» YOUR GOAL: Below are the records; copy out every line that holds the word "JSON".

(Saved data entries)
⁂

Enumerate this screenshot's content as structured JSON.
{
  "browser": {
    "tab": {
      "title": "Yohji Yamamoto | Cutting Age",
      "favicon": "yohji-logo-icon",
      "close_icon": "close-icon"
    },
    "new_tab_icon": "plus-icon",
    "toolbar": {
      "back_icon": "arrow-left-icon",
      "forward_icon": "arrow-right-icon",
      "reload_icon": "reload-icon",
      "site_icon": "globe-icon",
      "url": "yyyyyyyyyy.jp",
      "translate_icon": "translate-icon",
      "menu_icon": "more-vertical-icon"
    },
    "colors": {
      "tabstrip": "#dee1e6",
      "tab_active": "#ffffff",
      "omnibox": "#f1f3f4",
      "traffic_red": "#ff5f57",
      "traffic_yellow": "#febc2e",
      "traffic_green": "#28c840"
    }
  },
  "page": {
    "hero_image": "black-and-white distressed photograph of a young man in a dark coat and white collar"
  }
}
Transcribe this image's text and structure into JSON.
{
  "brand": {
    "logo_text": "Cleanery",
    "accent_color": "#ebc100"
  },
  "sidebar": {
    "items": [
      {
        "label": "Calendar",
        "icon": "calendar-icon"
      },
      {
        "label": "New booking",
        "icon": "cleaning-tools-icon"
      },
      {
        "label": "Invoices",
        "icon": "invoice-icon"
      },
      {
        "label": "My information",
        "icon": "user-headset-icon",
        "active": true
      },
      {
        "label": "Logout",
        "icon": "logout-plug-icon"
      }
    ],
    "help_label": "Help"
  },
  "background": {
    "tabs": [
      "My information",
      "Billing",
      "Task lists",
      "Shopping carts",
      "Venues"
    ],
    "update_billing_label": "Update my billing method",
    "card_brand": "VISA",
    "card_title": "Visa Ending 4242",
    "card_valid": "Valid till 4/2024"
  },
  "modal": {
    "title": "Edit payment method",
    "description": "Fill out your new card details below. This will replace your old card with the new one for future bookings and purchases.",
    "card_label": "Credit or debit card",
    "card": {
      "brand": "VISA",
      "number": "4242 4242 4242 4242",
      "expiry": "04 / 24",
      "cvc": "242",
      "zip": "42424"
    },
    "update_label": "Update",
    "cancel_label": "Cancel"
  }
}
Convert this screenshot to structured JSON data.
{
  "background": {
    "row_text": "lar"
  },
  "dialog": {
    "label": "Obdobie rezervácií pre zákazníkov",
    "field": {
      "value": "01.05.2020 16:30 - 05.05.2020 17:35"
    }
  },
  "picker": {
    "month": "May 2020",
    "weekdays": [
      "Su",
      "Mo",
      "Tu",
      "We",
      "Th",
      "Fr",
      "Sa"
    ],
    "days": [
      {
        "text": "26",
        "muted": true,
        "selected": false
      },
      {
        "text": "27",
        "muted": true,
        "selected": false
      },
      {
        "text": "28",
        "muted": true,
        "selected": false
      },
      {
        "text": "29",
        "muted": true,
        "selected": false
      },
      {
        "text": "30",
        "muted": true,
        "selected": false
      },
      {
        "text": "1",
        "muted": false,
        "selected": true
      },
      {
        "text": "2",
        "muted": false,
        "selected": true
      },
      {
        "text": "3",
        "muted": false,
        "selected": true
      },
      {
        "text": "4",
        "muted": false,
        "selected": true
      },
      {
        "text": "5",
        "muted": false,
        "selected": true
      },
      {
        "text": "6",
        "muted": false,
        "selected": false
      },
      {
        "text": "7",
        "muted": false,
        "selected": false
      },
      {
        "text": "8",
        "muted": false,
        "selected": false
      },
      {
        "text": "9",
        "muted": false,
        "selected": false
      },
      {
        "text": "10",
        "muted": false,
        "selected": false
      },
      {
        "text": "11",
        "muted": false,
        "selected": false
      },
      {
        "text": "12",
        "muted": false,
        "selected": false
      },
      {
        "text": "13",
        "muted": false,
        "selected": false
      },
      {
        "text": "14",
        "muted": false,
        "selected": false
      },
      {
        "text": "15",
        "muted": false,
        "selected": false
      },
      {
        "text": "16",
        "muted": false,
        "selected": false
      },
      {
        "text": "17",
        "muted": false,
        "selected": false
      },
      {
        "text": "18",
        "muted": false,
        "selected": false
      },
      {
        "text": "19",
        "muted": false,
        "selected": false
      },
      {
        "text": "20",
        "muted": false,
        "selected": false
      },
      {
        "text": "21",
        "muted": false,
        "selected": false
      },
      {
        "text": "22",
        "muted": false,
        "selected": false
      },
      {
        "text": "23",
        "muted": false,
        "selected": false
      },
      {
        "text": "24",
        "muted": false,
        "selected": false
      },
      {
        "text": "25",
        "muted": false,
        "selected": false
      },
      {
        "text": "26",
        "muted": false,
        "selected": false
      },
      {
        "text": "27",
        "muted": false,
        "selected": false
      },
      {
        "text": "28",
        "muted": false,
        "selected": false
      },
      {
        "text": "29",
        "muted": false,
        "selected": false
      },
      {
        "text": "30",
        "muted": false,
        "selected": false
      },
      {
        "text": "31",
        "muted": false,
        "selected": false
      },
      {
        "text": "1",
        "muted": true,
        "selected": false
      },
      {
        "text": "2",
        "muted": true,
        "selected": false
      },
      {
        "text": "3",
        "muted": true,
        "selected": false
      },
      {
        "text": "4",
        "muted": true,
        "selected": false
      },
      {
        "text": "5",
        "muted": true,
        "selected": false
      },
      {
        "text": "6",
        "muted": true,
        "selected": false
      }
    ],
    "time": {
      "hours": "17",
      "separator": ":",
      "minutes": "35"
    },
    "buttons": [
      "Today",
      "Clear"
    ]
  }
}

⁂

» COMPLETED EXERCISE:
Enumerate this screenshot's content as structured JSON.
Transcribe this image's text and structure into JSON.
Convert this screenshot to structured JSON data.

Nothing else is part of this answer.